## TASK DIRECTIONS
Each line of the entries below that includes "crest" belongs in your answer.

## RECORD SET
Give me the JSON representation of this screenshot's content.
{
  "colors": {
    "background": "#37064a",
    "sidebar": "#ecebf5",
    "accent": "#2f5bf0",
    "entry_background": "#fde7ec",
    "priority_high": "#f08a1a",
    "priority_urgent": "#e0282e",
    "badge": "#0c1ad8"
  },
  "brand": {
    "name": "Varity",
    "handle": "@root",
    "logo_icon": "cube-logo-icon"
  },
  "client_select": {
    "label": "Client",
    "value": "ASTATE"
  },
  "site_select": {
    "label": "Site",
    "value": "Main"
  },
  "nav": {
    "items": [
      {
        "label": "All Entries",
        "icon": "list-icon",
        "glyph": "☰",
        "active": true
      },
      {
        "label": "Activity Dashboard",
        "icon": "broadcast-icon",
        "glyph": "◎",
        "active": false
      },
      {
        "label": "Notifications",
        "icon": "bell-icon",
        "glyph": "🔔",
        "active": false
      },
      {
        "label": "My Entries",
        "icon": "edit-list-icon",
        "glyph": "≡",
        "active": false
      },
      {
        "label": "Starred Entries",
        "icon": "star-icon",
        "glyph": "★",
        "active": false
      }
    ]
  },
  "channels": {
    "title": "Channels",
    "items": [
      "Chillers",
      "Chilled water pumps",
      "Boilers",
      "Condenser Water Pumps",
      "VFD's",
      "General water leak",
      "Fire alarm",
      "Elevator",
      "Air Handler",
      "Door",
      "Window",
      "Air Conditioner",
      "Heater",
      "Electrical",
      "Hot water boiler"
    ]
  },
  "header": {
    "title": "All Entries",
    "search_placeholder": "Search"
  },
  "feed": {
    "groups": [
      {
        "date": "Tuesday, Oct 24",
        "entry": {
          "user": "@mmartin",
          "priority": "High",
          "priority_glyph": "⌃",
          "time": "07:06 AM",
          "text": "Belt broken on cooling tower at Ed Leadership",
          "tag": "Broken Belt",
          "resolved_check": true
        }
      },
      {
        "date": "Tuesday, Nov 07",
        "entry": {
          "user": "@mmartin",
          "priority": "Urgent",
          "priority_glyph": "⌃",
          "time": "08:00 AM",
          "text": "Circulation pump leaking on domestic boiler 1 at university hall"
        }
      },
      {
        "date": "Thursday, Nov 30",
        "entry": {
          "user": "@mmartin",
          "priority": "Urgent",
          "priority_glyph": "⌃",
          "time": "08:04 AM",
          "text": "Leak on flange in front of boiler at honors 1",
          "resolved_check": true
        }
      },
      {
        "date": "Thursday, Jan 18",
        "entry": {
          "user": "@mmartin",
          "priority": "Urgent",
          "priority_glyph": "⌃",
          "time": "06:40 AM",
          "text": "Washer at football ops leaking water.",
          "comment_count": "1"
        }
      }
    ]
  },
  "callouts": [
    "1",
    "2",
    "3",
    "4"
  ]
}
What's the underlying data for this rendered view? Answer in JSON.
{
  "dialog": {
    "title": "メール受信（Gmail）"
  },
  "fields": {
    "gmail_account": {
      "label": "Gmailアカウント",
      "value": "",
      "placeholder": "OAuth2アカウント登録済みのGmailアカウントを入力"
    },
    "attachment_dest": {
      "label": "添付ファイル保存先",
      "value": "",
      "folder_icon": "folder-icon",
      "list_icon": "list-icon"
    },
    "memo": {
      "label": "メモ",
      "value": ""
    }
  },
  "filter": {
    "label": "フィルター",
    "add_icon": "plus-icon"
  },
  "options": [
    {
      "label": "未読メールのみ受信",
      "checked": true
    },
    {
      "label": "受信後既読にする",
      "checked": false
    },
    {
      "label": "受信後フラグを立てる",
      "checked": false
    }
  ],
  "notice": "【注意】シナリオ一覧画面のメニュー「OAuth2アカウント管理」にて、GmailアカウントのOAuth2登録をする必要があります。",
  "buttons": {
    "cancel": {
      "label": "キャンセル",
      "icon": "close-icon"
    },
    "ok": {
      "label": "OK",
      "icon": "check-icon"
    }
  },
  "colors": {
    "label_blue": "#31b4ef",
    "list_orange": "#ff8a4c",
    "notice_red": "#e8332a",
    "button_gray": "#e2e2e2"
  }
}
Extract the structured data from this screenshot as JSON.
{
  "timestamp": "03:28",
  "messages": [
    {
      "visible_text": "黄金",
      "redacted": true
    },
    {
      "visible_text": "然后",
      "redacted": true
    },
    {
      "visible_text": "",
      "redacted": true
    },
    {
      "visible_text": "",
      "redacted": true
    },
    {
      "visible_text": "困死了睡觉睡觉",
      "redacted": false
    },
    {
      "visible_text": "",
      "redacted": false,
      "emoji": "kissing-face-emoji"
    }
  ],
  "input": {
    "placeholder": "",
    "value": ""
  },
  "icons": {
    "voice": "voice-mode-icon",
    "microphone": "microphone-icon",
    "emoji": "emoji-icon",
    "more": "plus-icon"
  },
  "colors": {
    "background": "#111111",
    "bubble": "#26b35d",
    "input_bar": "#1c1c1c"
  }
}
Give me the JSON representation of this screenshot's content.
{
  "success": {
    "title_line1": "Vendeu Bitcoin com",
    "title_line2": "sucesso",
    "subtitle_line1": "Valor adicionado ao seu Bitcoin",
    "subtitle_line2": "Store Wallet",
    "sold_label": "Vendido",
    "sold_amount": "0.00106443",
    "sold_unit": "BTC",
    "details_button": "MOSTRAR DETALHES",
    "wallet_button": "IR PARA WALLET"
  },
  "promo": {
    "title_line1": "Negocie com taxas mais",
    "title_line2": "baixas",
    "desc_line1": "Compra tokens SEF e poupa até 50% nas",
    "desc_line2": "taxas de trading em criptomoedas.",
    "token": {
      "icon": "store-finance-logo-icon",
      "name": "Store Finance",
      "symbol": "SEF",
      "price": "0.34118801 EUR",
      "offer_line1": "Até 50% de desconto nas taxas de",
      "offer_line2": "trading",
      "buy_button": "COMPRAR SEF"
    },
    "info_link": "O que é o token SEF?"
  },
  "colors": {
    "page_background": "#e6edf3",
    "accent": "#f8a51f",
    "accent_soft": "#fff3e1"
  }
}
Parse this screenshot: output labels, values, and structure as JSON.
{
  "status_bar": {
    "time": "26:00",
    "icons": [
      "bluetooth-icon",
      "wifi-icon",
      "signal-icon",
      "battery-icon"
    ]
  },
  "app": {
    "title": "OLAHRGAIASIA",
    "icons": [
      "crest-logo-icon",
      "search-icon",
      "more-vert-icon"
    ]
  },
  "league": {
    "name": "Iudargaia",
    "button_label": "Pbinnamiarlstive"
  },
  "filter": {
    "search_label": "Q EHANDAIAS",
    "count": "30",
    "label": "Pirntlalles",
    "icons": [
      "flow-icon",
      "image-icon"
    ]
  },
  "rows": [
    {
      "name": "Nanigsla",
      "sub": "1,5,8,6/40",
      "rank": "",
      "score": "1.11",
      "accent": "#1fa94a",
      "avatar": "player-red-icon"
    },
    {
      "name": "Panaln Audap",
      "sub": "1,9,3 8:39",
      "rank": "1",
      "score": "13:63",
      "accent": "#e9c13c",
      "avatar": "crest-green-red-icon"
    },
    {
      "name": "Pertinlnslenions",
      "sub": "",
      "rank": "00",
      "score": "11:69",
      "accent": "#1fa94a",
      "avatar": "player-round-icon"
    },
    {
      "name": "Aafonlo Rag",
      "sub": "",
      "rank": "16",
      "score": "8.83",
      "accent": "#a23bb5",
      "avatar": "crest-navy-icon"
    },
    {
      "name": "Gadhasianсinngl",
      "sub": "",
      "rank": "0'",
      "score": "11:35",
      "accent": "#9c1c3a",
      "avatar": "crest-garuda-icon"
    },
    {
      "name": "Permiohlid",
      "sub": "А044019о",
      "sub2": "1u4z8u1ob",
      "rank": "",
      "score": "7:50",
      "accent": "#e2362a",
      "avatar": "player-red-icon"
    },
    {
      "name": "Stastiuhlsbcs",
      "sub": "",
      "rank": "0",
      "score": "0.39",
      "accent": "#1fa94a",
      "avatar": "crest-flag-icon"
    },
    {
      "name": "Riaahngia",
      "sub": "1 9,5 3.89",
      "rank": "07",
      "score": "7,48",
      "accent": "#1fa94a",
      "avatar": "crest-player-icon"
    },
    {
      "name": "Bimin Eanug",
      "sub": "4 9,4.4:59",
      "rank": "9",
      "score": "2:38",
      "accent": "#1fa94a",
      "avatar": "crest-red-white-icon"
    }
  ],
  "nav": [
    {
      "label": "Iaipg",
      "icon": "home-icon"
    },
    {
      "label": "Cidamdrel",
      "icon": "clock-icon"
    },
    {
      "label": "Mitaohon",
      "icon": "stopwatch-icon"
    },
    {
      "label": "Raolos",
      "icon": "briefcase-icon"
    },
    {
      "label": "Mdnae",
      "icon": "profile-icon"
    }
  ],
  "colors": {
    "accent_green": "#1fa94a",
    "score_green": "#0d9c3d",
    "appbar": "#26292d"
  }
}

## ANSWER TO THIS EXERCISE
      "crest-logo-icon",
      "avatar": "crest-green-red-icon"
      "avatar": "crest-navy-icon"
      "avatar": "crest-garuda-icon"
      "avatar": "crest-flag-icon"
      "avatar": "crest-player-icon"
      "avatar": "crest-red-white-icon"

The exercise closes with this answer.